So, then, if this concept is true, all discplines and all religions offer eternal life, and they are all true, in so far as the devotee of that discipline accepts, believes and embraces the paradigm. The wonder of it all then is that "who we are", or "how we think" is accurate, true, and appropriate to each and every individual soul on earth and depends solely upon what that individual believes, accepts and embraces. If that isn't an expression of the wonder, majesty, and graciousness of God, or Nature, then I don't know what is! :D

User avatar
windabove
Posts: 34
Joined: January 4th, 2005, 2:46 pm
Contact:

Postby windabove » June 4th, 2005, 4:06 pm

Life after Life is a wonderful classic, and aptly titled. So true that, Life having never been born, will never die, and death is not the opposite of life, for life has no opposite; death is the opposite of birth. Even recognizing that, it is probably a bit more correct to think of death as birth’s compliment rather than its opposite. In any case what appears and what disappears are certainly identical in nature, and AS SUCH do not represent the real.

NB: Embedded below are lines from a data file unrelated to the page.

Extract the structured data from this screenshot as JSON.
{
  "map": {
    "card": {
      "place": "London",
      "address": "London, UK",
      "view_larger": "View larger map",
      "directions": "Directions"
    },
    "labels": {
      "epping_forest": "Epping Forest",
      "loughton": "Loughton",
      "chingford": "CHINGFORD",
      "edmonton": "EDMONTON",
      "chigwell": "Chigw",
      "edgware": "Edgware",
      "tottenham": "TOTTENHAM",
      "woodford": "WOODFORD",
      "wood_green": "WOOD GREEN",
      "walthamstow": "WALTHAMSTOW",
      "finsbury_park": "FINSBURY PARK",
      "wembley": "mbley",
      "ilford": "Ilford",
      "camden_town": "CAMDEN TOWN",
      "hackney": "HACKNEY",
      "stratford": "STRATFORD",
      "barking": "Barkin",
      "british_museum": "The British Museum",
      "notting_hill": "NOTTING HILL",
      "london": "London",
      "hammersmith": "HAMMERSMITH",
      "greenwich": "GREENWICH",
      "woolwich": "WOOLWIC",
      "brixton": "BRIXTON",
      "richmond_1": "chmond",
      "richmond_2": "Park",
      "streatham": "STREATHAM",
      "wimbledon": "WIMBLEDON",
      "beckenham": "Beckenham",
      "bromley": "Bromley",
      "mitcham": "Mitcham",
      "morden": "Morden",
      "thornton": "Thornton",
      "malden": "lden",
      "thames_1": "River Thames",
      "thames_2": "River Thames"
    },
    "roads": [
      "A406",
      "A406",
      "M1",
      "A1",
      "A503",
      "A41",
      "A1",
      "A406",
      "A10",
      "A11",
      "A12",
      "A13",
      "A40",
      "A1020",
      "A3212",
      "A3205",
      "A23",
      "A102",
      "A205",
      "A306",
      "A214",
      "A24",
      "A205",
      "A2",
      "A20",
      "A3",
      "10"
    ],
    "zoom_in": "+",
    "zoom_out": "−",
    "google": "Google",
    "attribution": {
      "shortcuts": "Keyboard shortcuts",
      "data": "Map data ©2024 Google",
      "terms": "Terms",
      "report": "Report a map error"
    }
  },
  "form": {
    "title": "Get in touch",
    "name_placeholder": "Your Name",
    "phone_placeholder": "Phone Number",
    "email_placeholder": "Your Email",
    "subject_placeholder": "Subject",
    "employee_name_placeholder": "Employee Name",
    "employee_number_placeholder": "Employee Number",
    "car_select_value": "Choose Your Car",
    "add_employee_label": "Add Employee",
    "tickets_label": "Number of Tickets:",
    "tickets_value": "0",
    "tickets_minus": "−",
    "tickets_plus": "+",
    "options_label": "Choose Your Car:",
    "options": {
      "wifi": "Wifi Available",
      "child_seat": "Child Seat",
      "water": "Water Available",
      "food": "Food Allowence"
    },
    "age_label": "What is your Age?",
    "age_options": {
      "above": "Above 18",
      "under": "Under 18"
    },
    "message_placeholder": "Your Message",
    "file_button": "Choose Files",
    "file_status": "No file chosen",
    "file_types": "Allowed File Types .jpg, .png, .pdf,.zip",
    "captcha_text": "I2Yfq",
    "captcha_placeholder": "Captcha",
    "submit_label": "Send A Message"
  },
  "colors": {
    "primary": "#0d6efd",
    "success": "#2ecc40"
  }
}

“Do you remember the time of your birth?
You were crying, those around you laughing.
This life shall pass away.
Your death to you brings joy.
To the people grief.” - anonymous poem in Ottoman Turkish

FYI, in your quote from Science and Health, in the second sentence Mrs. Eddy is obviously NOT referencing absolute Truth. There she is addressing the dream state, the relative, or mortal thought at the level of its own insistence. Notice how the subject shifts from ‘man’ to more specifically ‘mortal man’. Notice how man ‘falleth asleep’, whereas mortal man dies. Point being, it is very important to distinguish statements relative from statements absolute, and the degree thereof, that a spiritual teacher may be referring to. Otherwise we wind up building a theology premised upon illusion, temporality, the sifting sands of human experience, as if it were fact.
Yes from the standpoint of a human being, a mortal, we will almost instantly create another reality that reflects our continuing identity with the physical.

Who am I? Ah THAT truly does determines everything!
.+*+*+*+*.LOVE.love.lOve.LoVe.*+*+*+**+.. ^^

User avatar
anna
Posts: 210
Joined: December 29th, 2004, 9:28 pm
Contact:

Postby anna » June 6th, 2005, 12:54 pm

windabove wrote:“Do you remember the time of your birth?
You were crying, those around you laughing.
This life shall pass away.
Your death to you brings joy.
To the people grief.” - anonymous poem in Ottoman Turkish



I love the poem - thanks for finding it and sharing it. I have always wondered at that very fact, and thought isn't it curious that no one, or at least few, seem to address this odd behavior at these two crucial events in human's lives. Hidden within all human experience are hints at the truth, we have but to look carefully and listen. 8)


Return to “Green Fields”